SIMoN
  Sanctuary Integrated Monitoring Network
Monitoring Project

Characterization of Salinas Watershed Stream Habitat & Fish Species Composition

Principal Investigator(s)

  • Fred Watson
    California State University, Monterey Bay
Start Date: May 01, 2001
End Date: November 01, 2002

The primary objective of this project was to examine fish species distribution and to quantitatively evaluate physical habitat quality throughout the Salinas Watershed. This objective was accomplished by completing the following tasks: 1) literature review and summary of life cycle characteristics and ecology of Salinas Watershed fish species; 2) review of previous work to determine past and present abundance and distribution of fish; and 3) investigation of habitat quality accomplished by a 3-phased assessment: a) reconnaissance survey, b) detailed habitat assessment, and c) population assessment.

Summary to Date

The objective of this study was to examine the fish species distribution and evaluate habitat quality in the Salinas Watershed. In the summer and fall of both 2001 and 2002, field reconnaissance and habitat/population assessments were performed in several streams of the Salinas Watershed. Both 2001 and 2002 were considered dry water years with minimal summer/fall flow, which presented an opportunity to assess the aquatic organisms in their most limiting environmental condition.
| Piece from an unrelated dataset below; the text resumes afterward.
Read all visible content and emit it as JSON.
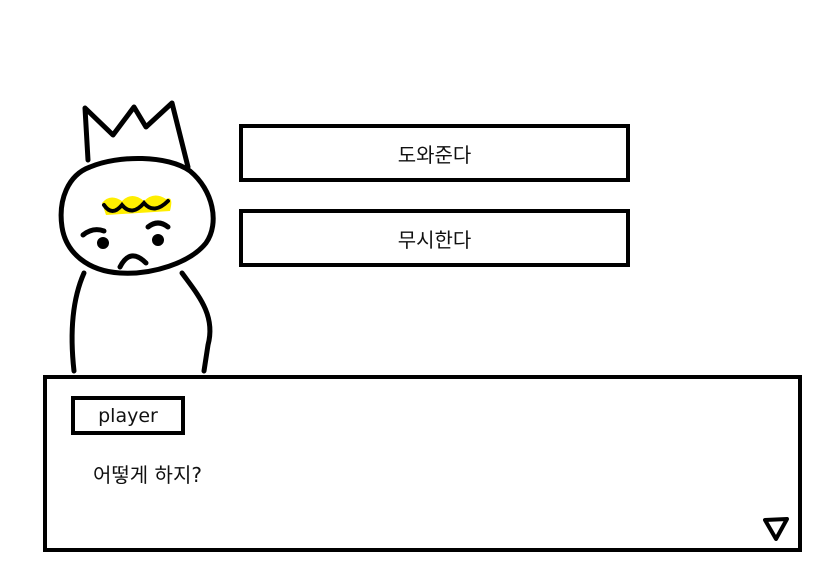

Stream habitat in the mountainous headwater reaches is in good to excellent condition. Most of these reaches have little human development and many are protected within National Forest, parks and wilderness lands. Rainbow trout and speckled dace were observed in abundance in these upstream reaches. Foothill stream reaches had warmer water temperatures, less riparian vegetation cover and an increase in the presence of warm water fish species. Sacramento pikeminnow, Sacramento sucker and Monterey roach were the most abundant species along with some rainbow trout and speckled dace. Monterey roach were very abundant in the southern and more intermittent streams where only pools and shallow riffles existed (i.e. Paso Robles and Atascadero Creeks).

In the lowland reaches, perennial water was scarce in the western tributaries and absent in those to the east. Water was present in the Salinas River due to water releases from the bottom of Nacimiento Reservoir. The only eastern tributary with accessible perennial water was Sandy Creek near the Pinnacles National Monument. Sandy Creek had perennial water in one relatively short reach near the Pinnacles. The water was shallow and cool with an abundant riparian canopy. Speckled dace and threespine stickleback were abundant in the upstream reach, which had more pool habitats for them to inhabit.
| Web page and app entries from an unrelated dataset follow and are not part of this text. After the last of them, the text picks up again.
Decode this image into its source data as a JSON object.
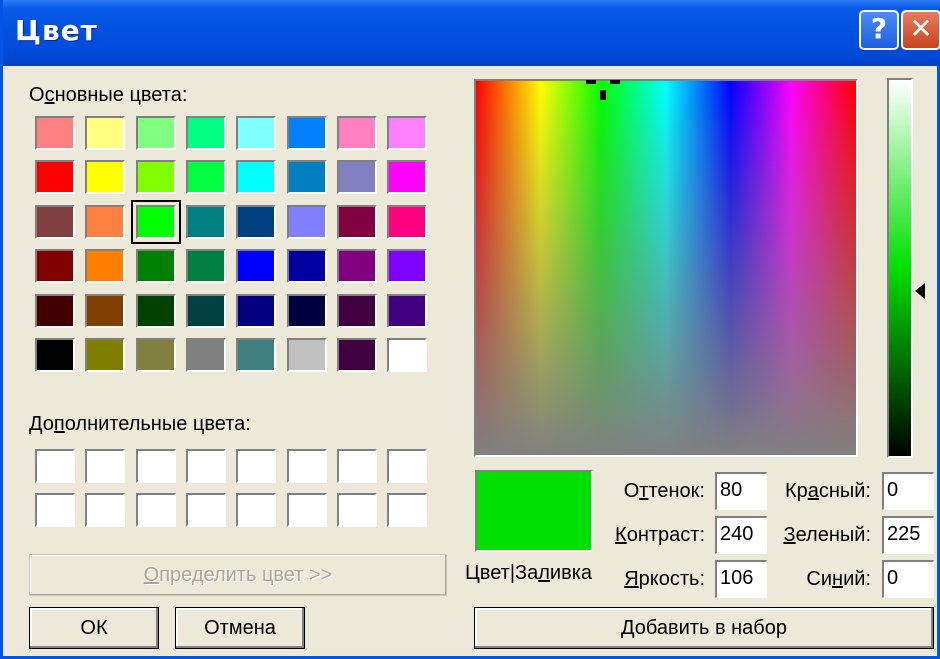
{
  "window": {
    "title": "Цвет",
    "help_label": "?",
    "close_label": "✕"
  },
  "basic_colors": {
    "label_pre": "О",
    "label_mn": "с",
    "label_post": "новные цвета:",
    "selected": "#00ff00",
    "rows": [
      [
        "#ff8080",
        "#ffff80",
        "#80ff80",
        "#00ff80",
        "#80ffff",
        "#0080ff",
        "#ff80c0",
        "#ff80ff"
      ],
      [
        "#ff0000",
        "#ffff00",
        "#80ff00",
        "#00ff40",
        "#00ffff",
        "#0080c0",
        "#8080c0",
        "#ff00ff"
      ],
      [
        "#804040",
        "#ff8040",
        "#00ff00",
        "#008080",
        "#004080",
        "#8080ff",
        "#800040",
        "#ff0080"
      ],
      [
        "#800000",
        "#ff8000",
        "#008000",
        "#008040",
        "#0000ff",
        "#0000a0",
        "#800080",
        "#8000ff"
      ],
      [
        "#400000",
        "#804000",
        "#004000",
        "#004040",
        "#000080",
        "#000040",
        "#400040",
        "#400080"
      ],
      [
        "#000000",
        "#808000",
        "#808040",
        "#808080",
        "#408080",
        "#c0c0c0",
        "#400040",
        "#ffffff"
      ]
    ]
  },
  "custom_colors": {
    "label_pre": "До",
    "label_mn": "п",
    "label_post": "олнительные цвета:",
    "rows": [
      [
        "#ffffff",
        "#ffffff",
        "#ffffff",
        "#ffffff",
        "#ffffff",
        "#ffffff",
        "#ffffff",
        "#ffffff"
      ],
      [
        "#ffffff",
        "#ffffff",
        "#ffffff",
        "#ffffff",
        "#ffffff",
        "#ffffff",
        "#ffffff",
        "#ffffff"
      ]
    ]
  },
  "define_button": {
    "mn": "О",
    "rest": "пределить цвет >>"
  },
  "ok_button": "ОК",
  "cancel_button": "Отмена",
  "preview": {
    "color": "#00e000",
    "pre": "Цвет|За",
    "mn": "л",
    "post": "ивка"
  },
  "hue": {
    "pre": "О",
    "mn": "т",
    "post": "тенок:",
    "value": "80"
  },
  "contrast": {
    "pre": "",
    "mn": "К",
    "post": "онтраст:",
    "value": "240"
  },
  "bright": {
    "pre": "",
    "mn": "Я",
    "post": "ркость:",
    "value": "106"
  },
  "red": {
    "pre": "Кр",
    "mn": "а",
    "post": "сный:",
    "value": "0"
  },
  "green": {
    "pre": "",
    "mn": "З",
    "post": "еленый:",
    "value": "225"
  },
  "blue": {
    "pre": "Си",
    "mn": "н",
    "post": "ий:",
    "value": "0"
  },
  "add_button": {
    "mn": "Д",
    "rest": "обавить в набор"
  },
  "luminance_level": 0.44,
  "spectrum_cursor_hue_fraction": 0.333
}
Sediment accumulations were low at all sites, however foothill stream reaches had slightly higher accumulations. Riffle habitats had the lowest average accumulation whereas pool habitats were often the highest. Sandy Creek and the Salinas River were probably always sandy bottom streams with no immediate hard layer beneath. In general, most habitat alterations have occurred in the lowland stream reaches. Dams and reservoirs, channel modifications and pollution occur along the valley floor. Non-native fish species in the Salinas Watershed are primarily concentrated in the three reservoirs, but some escape during water releases.

Monitoring Trends
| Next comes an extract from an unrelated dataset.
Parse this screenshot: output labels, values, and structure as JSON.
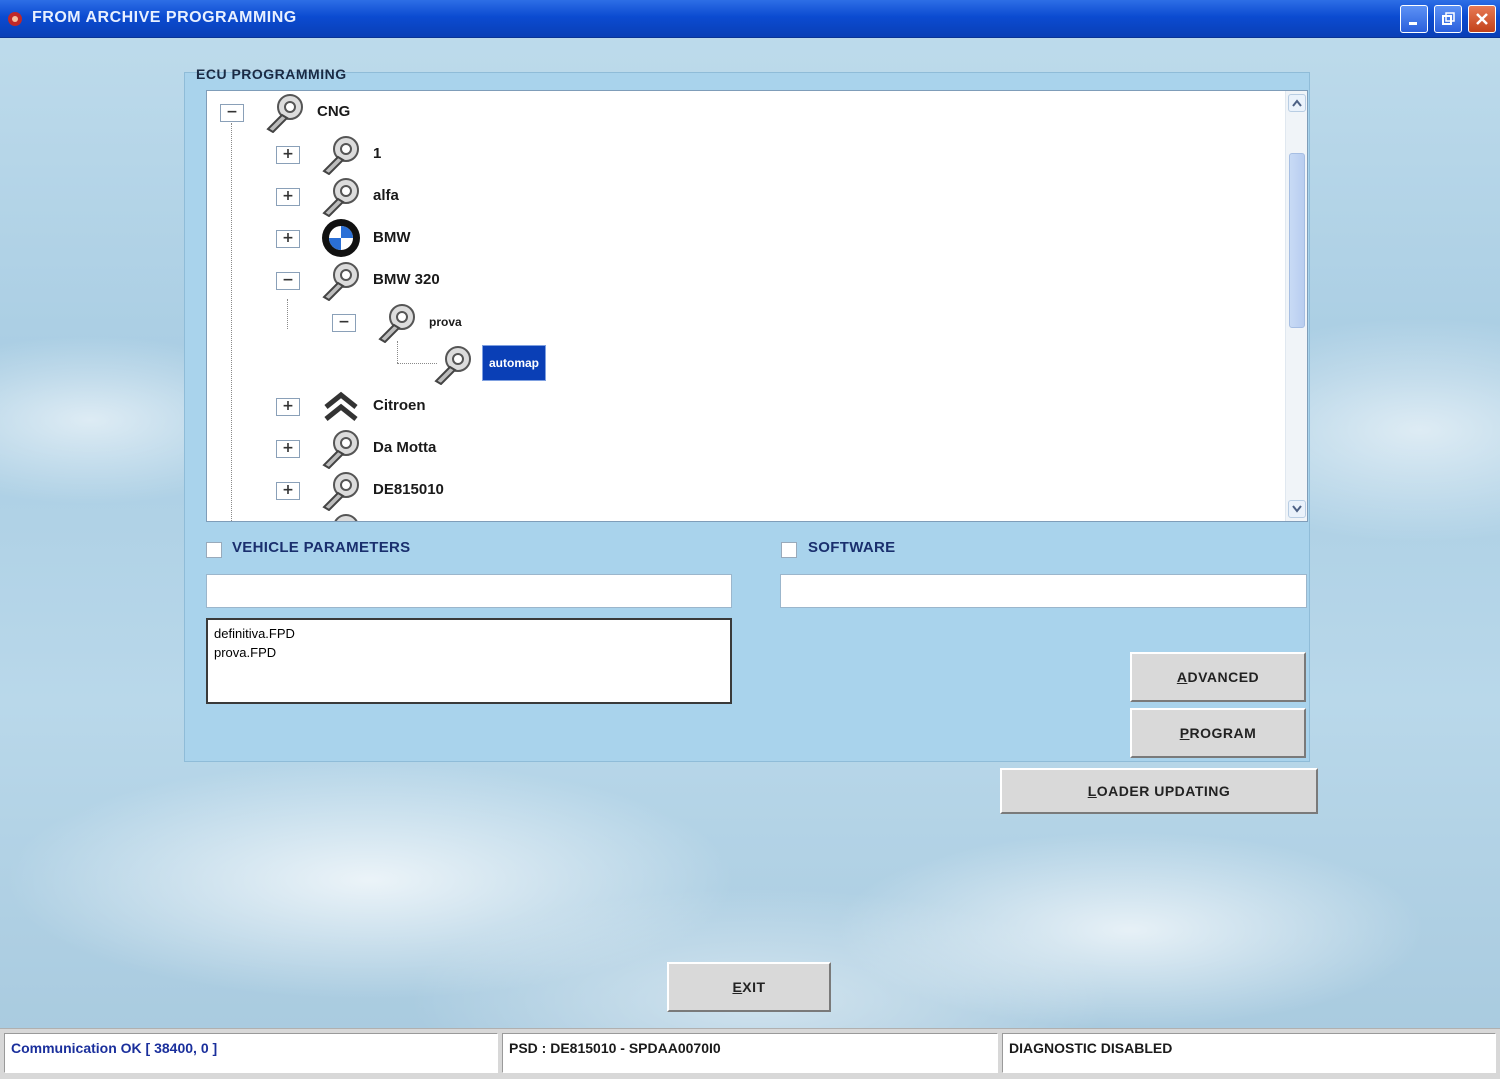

  • Stream habitat in the mountainous headwater reaches is in good to excellent condition. Most of these reaches have little human development and many are protected within National Forest, parks and wilderness lands. Rainbow trout and speckled dace were observed in abundance in these upstream reaches.
  • Foothill stream reaches had warmer water temperatures, less riparian vegetation cover and an increase in the presence of warm water fish species. Sacramento pikeminnow, Sacramento sucker and Monterey roach were the most abundant species along with some rainbow trout and speckled dace. Monterey roach were very abundant in the southern and more intermittent streams where only pools and shallow riffles existed (i.e. Paso Robles and Atascadero Creeks).
  • In the lowland reaches, perennial water was scarce in the western tributaries and absent in those to the east. Speckled dace and threespine stickleback were abundant in the upstream reach, which had more pool habitats for them to inhabit.
  • In general, most habitat alterations have occurred in the lowland stream reaches. Dams and reservoirs, channel modifications and pollution occur along the valley floor. Non-native fish species in the Salinas Watershed are primarily concentrated in the three reservoirs, but some escape during water releases.

Discussion

The aquatic fauna of the Salinas Watershed needs to be studied in greater detail. Sacramento perch, tule perch and tidewater goby could all possibly be reintroduced into the Salinas Watershed if their habitat requirements are improved, maintained and monitored.

Study Parameters

  • Sedimentation
  • Erosion
  • Habitat association
  • Dissolved oxygen
  • Stream Temperature
  • Growth
  • Distribution
  • Non-indigenous species
  • Diversity
  • Disturbance
  • Predation
  • Carrying capacity
  • Migration/movement patterns
  • Abundance
  • Conductivity
  • Macro-invertebrates

Figures and Images

Map of streams surveyed during study.

Salinas River, looking downstream, near San Ardo. (Photo by Joel Casagrande, 10/31/02)

Young of year rainbow trout in the Nacimiento river. (Photo: Joel Casagrande 9/13/02)